Where: Old Building, second level, Great Hall
Time: 7:30 pm
Admission: 7 euros, reduced rate 5 euros
Bookings on tel. +49 (0)30 259 93 488 or reservierung[at]jmberlin.de

9 June:
Maimonides Colloquium: "Hear the truth, whoever speaks it"
The colloquium is dedicated to the largely unknown but continuing influence of Moses Maimonides’ work in Christian-Arab, Muslim, and Latin thought. In short lectures and a panel discussion, the doctrine of the Trinity as inspired by Maimonides in Coptic literature and Maimonides’ influence on Muslim-Arab philosophy and the Latin Middle Ages are explored.
Where: Old Building, second level, Great Hall
Time: 2 pm
Admission free

12 June:
A Century of Israeli Art
Book Presentation in English
Yigal Zalmona – until recently chief curator of the Israel Museum in Jerusalem – provides an overview of Israel’s art of the last 100 years. He describes the major art movements against the backdrop of social and political developments. Beginning in 1906 with the founding of the Bezalel School of Art, which gave itself the goal of creating a Jewish national art, Zalmona shows how contemporary events are tightly linked to trends in the Israeli art world. Zalmona concludes with a look at the present situation and the status of photography and video art in Israel today.
In cooperation with Lund Humphries London
Where: Old Building, second level, Great Hall
Time: 7:30 pm
Admission: 5 euros, reduced rate 3 euros
Bookings on tel. +49 (0)30 259 93 488 or reservierung[at]jmberlin.de

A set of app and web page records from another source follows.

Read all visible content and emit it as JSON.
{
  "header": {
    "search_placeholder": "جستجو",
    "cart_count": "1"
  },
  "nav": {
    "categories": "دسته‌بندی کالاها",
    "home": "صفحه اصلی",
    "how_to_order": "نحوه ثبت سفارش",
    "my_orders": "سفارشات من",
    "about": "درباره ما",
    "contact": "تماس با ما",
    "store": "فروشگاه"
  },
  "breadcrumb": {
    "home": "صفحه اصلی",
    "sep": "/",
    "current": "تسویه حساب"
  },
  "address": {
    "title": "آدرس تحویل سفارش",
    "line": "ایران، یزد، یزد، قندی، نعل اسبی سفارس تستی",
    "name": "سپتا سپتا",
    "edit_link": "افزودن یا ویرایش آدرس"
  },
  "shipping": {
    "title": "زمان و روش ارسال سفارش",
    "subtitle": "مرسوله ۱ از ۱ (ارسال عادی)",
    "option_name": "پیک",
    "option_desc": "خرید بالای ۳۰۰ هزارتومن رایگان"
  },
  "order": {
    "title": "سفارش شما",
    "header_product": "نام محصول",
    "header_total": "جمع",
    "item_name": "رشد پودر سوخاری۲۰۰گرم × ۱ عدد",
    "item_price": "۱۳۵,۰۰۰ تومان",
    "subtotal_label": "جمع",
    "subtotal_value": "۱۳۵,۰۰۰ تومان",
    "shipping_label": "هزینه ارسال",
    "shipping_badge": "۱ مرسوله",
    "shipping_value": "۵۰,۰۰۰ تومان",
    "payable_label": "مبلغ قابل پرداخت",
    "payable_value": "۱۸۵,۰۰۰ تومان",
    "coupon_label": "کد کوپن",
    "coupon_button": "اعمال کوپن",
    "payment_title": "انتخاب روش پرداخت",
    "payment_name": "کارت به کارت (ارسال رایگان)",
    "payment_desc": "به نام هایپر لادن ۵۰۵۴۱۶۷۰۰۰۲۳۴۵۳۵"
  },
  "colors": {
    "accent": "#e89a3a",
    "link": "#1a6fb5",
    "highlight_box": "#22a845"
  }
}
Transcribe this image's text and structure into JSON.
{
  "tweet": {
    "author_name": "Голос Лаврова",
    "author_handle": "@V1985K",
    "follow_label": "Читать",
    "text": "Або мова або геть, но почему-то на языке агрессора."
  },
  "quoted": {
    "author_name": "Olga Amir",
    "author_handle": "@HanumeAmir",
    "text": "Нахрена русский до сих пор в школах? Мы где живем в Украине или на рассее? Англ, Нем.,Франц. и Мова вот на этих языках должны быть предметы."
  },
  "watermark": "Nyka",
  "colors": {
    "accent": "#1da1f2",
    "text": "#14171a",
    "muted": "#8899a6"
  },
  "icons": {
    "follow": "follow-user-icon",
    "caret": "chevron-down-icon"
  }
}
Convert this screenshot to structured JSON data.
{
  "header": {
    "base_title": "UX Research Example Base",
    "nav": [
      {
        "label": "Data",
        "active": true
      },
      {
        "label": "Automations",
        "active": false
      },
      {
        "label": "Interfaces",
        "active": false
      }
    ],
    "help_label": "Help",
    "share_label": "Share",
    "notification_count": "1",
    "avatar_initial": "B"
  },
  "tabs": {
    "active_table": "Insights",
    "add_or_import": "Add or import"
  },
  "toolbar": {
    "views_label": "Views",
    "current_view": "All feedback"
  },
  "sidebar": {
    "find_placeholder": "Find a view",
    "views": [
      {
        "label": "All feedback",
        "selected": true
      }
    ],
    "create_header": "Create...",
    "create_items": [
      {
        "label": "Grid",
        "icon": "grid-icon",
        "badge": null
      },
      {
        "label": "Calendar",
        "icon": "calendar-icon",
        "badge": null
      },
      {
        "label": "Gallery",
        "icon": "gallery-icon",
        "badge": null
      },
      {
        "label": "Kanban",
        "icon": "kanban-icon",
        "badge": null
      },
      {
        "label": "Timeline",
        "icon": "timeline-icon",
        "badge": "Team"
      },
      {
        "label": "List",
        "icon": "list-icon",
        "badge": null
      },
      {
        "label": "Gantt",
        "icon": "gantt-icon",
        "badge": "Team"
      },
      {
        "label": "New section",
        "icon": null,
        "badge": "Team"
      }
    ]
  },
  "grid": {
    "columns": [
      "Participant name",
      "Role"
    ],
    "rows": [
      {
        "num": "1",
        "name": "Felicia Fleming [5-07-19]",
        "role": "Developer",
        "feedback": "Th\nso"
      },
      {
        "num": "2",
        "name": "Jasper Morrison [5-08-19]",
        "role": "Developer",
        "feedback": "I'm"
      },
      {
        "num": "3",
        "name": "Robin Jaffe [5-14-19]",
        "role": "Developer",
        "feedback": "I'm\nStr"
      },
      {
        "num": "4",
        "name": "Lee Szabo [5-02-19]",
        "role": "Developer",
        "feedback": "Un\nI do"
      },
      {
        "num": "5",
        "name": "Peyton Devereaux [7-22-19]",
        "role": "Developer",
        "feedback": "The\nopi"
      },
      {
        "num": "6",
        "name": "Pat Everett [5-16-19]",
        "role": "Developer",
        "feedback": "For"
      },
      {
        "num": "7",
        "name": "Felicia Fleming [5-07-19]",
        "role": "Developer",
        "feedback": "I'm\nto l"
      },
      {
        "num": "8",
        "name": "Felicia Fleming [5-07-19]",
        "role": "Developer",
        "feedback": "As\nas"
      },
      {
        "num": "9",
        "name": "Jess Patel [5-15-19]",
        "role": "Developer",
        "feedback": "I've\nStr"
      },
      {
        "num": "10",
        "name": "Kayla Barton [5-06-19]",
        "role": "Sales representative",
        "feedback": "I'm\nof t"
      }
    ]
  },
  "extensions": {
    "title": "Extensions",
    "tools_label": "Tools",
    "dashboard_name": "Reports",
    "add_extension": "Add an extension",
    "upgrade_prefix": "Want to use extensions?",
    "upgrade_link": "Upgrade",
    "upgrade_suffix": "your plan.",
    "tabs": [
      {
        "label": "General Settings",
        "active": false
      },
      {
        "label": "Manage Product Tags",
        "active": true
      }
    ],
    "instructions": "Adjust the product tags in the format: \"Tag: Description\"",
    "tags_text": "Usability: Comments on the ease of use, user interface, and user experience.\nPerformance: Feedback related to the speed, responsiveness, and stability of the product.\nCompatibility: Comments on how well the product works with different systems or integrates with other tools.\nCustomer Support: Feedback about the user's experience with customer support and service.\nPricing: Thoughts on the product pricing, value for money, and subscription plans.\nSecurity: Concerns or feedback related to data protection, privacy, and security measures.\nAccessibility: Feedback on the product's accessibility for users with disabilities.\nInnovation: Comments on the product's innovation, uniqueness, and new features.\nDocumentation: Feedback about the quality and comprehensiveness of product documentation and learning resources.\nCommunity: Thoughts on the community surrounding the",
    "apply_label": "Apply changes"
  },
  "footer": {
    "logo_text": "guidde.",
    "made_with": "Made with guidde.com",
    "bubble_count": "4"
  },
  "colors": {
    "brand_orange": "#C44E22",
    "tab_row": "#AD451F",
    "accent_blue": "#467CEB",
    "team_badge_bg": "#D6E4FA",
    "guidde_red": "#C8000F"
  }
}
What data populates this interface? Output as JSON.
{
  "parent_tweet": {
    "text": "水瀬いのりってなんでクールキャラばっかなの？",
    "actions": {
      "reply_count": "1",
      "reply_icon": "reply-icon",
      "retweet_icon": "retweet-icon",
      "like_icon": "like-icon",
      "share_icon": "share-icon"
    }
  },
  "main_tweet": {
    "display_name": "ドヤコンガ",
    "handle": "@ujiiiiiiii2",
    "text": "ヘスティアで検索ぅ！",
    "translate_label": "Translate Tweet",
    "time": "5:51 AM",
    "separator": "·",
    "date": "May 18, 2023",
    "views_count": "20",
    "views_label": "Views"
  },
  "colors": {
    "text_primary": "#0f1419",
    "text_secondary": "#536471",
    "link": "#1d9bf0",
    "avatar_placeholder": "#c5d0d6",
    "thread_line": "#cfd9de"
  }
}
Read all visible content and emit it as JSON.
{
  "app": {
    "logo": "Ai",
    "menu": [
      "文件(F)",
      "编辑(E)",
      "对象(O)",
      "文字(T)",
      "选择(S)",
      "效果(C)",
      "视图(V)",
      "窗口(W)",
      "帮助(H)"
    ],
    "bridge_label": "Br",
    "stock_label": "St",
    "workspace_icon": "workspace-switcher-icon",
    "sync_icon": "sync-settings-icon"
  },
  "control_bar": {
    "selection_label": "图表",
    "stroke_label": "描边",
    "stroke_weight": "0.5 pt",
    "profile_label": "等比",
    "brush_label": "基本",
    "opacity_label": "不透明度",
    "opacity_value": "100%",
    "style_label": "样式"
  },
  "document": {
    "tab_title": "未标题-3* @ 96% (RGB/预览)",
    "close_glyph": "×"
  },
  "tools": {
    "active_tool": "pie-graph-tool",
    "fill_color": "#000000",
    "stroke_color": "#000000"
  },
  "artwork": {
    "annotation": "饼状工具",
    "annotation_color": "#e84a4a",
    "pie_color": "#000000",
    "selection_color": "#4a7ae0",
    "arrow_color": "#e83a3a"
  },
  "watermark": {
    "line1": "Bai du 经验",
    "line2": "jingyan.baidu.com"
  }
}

28 June:
The Reinvention of the Museum
On the Transition of a Historical Institution
The museum, originally created as an institution of the modern nation-state, is undergoing a dramatic transition today. With public funds scarce and the dependence on private sponsors growing, the museum is intended to be a place of education, civic engagement, and commerce-oriented event culture. Staff and curators must create exhibitions that have public appeal and at the same time take care of the collection and the return of cultural assets. Martin Roth, director of the Victoria & Albert Museum in London, will talk about tackling this herculean task.
In cooperation with the Irmgard Coninx Stiftung
Where: Old Building, second level, Great Hall
Time: 7:30 pm
Admission free

Online Project

31 January to 31 December
"1933. The Beginning of the End of German Jewry"
"Destroyed Diversity" is the title of the 2013 Berlin-wide theme year. At the website www.jmberlin.de/1933/en/, the Jewish Museum Berlin presents a selection of historical records from the year 1933 in an online showcase. These records demonstrate how a policy of discrimination and persecution impacted individuals and how they in turn responded. The online project follows a calendar structure – each week, documents and photographs will be uploaded that correspond to the same date 80 years ago. Gradually, a picture emerges of the harassment, exclusion, and deprivation of rights that shaped the everyday lives of German Jews. At the same time, the diversity of Jewish life in Germany before 1933 becomes clear. The original documents stem mainly from private donations and bequests kept by the museum archive and the Leo Baeck Institute. Transcriptions and multimedia features enable these to be accessed by individuals. The online presentation places the sources in their biographical and historical context and sheds light on the fates of individuals and families.
The objects are also published in the Jewish Museum Berlin online collection at http://objekte.jmberlin.de

Photos and further information

Katharina Schmidt-Narischkin
Telefon: +49(0)30 259 93 419
k.schmidt-narischkin[at]jmberlin.de

Jewish Museum Berlin Foundation
Lindenstr. 9-14, 10969 Berlin
www.jmberlin.de
www.facebook.com/jmberlin

Press photos of the exhibitions and events can be downloaded from our website on
www.jmberlin.de/fotodownload.

Stay in touch